-- RECORDS SUPPLIED follows --

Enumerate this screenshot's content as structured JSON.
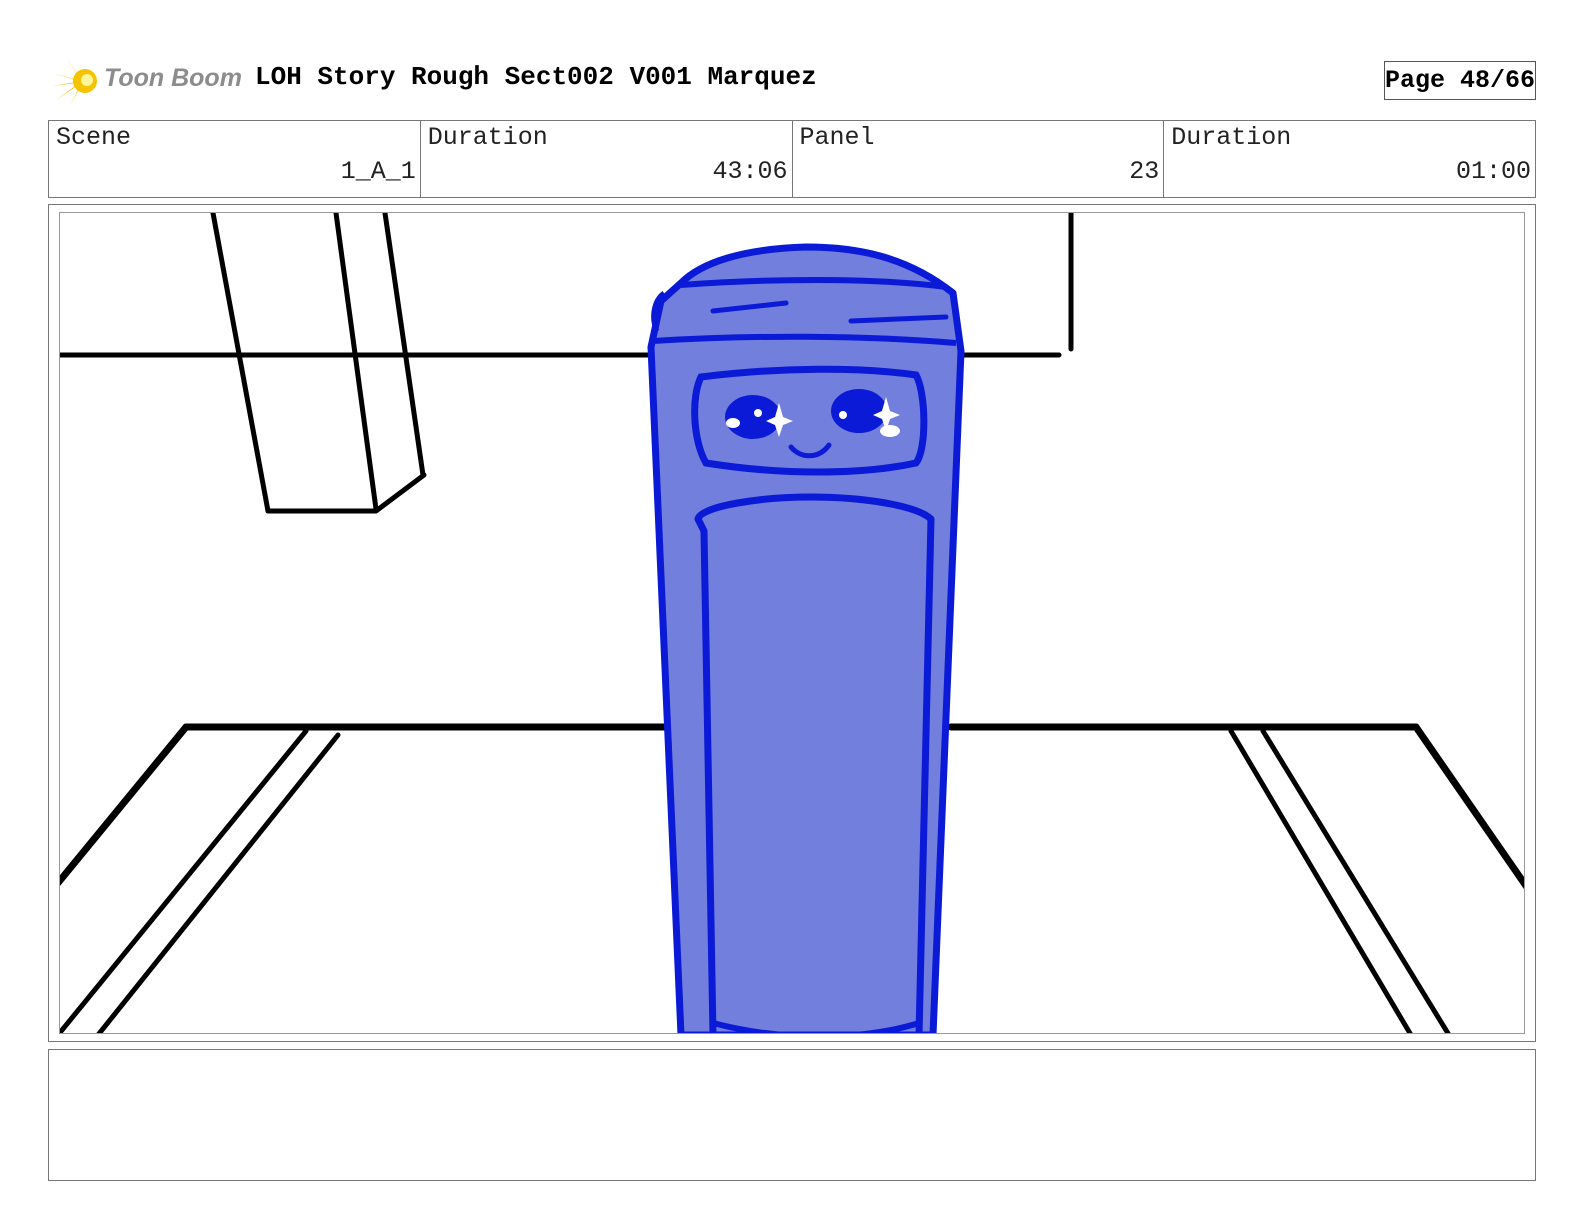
{
  "header": {
    "logo_text": "Toon Boom",
    "title": "LOH Story Rough Sect002 V001 Marquez",
    "page_label": "Page 48/66"
  },
  "info": {
    "scene_label": "Scene",
    "scene_value": "1_A_1",
    "scene_duration_label": "Duration",
    "scene_duration_value": "43:06",
    "panel_label": "Panel",
    "panel_value": "23",
    "panel_duration_label": "Duration",
    "panel_duration_value": "01:00"
  },
  "colors": {
    "character_fill": "#737fdd",
    "character_line": "#0a1ad6",
    "logo_yellow": "#f5c400",
    "logo_text": "#8c8c8c"
  },
  "notes": ""
}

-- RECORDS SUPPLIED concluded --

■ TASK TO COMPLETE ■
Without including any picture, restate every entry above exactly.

■ WORKED SOLUTION ■
Enumerate this screenshot's content as structured JSON.
{
  "header": {
    "logo_text": "Toon Boom",
    "title": "LOH Story Rough Sect002 V001 Marquez",
    "page_label": "Page 48/66"
  },
  "info": {
    "scene_label": "Scene",
    "scene_value": "1_A_1",
    "scene_duration_label": "Duration",
    "scene_duration_value": "43:06",
    "panel_label": "Panel",
    "panel_value": "23",
    "panel_duration_label": "Duration",
    "panel_duration_value": "01:00"
  },
  "colors": {
    "character_fill": "#737fdd",
    "character_line": "#0a1ad6",
    "logo_yellow": "#f5c400",
    "logo_text": "#8c8c8c"
  },
  "notes": ""
}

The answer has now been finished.